“The results show that a milder processing technique had a positive effect on the nutritional value of [rapeseed] meal,” concluded Oluyinka. “Both AME and phosphorus relative availability were lower in rapeseed meal that had been subject to the extra cooking step.”
The combination of varietal and processing effects can also be seen. “The variability in chemical composition that you see in varieties may not predict the way they are affected by processing,” Oluyinka said. “However, when there is uniformity between the types, you may not see big differences in processing effects.”

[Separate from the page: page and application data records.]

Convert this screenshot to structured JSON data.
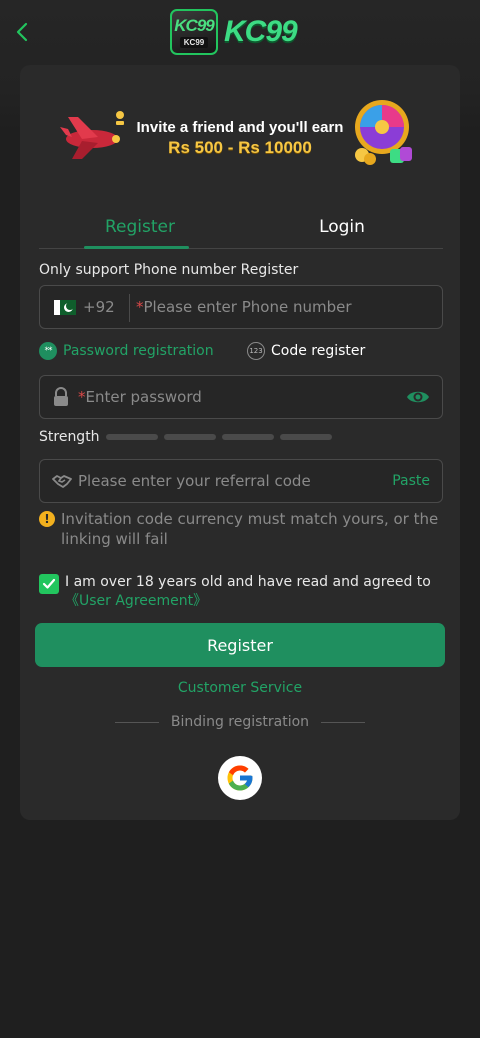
{
  "logo": {
    "badge_top": "KC99",
    "badge_bottom": "KC99",
    "wordmark": "KC99"
  },
  "banner": {
    "line1": "Invite a friend and you'll earn",
    "line2": "Rs 500 - Rs 10000"
  },
  "tabs": [
    {
      "label": "Register",
      "active": true
    },
    {
      "label": "Login",
      "active": false
    }
  ],
  "form": {
    "support_hint": "Only support Phone number Register",
    "phone": {
      "country_code": "+92",
      "required_mark": "*",
      "placeholder": "Please enter Phone number"
    },
    "modes": [
      {
        "icon": "**",
        "label": "Password registration",
        "selected": true
      },
      {
        "icon": "123",
        "label": "Code register",
        "selected": false
      }
    ],
    "password": {
      "required_mark": "*",
      "placeholder": "Enter password"
    },
    "strength": {
      "label": "Strength",
      "level": 0,
      "segments": 4
    },
    "referral": {
      "placeholder": "Please enter your referral code",
      "paste_label": "Paste"
    },
    "warning": {
      "icon": "!",
      "text": "Invitation code currency must match yours, or the linking will fail"
    },
    "agreement": {
      "checked": true,
      "text": "I am over 18 years old and have read and agreed to",
      "link": "《User Agreement》"
    },
    "submit_label": "Register"
  },
  "customer_service": "Customer Service",
  "binding_label": "Binding registration",
  "colors": {
    "accent": "#1f8f5f",
    "accent_text": "#22a366",
    "background": "#1f1f1f",
    "card": "#2a2a2a",
    "required": "#d94848",
    "warning": "#f2b01e"
  },
  "icons": [
    "chevron-left-icon",
    "pakistan-flag-icon",
    "lock-icon",
    "eye-icon",
    "handshake-icon",
    "warning-icon",
    "checkbox-check-icon",
    "google-icon"
  ]
}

The research provides evidence that rapeseed variety and processing technique can greatly influence nutritional value of rapeseed co-products. However, although rapeseed meal has a value, the needs of those using it are not at the forefront of processors' minds. The majority of their revenue comes from selling the oil. Therefore, yield is often the most important consideration for processing techniques.
However, as energy becomes more expensive, analysis of the cost of using an extra heat step versus the extra yield of oil needs to be carried out. Processors are testing different processing methods for this reason. And if milder techniques prove more profitable, then the resulting meal will have a greater nutritional value. This will be great for nutritionists who are looking to use more rapeseed meal in their formulations.
The research group at SRUC has used the results from the in vitro trials to carry out animal feeding studies.
“We have fed different varieties processed in different ways to both broilers and pigs,” stated Oluyinka. “The results are not yet published, but I can say that we were able to increase inclusion levels above what is currently used commercially.”
He added that, although they found upper limits for rapeseed meal inclusion, all the broilers were performing above breed standards so, in a commercial situation, even higher levels may still be profitable.
Those using rapeseed meal should encourage processors to investigate different techniques. Animals will benefit from milder techniques, as they are able to utilize the nutrients better. The use of homegrown crops is important for improving the sustainability of pig and poultry production. If recommended inclusion levels can be increased, then significant amounts of soybean meal can be replaced in monogastric diets. And for the processors, making sure this co-product is valued and desired can only be of benefit.
References available on request.